# ACTION ITEM
What lines in the following entries hold the word "سكني"? Copy each one.

# Excerpts from an interface dataset
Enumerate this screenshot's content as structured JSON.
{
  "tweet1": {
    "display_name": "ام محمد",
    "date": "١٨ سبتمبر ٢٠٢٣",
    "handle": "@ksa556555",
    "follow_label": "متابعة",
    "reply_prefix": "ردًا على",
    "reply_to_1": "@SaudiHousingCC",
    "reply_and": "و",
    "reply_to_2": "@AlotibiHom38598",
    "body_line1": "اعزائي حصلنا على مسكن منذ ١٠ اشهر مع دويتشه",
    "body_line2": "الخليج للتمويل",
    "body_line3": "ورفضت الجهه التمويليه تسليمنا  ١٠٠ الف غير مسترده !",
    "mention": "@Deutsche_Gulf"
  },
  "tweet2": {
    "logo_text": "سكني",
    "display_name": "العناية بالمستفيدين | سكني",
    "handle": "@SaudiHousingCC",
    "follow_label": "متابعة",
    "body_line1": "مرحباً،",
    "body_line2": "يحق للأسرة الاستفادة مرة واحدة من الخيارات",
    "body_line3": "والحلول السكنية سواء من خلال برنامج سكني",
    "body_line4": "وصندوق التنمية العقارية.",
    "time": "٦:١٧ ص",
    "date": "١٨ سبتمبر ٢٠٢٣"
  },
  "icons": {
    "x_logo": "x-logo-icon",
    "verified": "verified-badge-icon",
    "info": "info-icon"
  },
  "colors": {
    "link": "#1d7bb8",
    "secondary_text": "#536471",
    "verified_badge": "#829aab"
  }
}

# SOLUTION BELOW
    "logo_text": "سكني",
    "display_name": "العناية بالمستفيدين | سكني",
    "body_line3": "والحلول السكنية سواء من خلال برنامج سكني",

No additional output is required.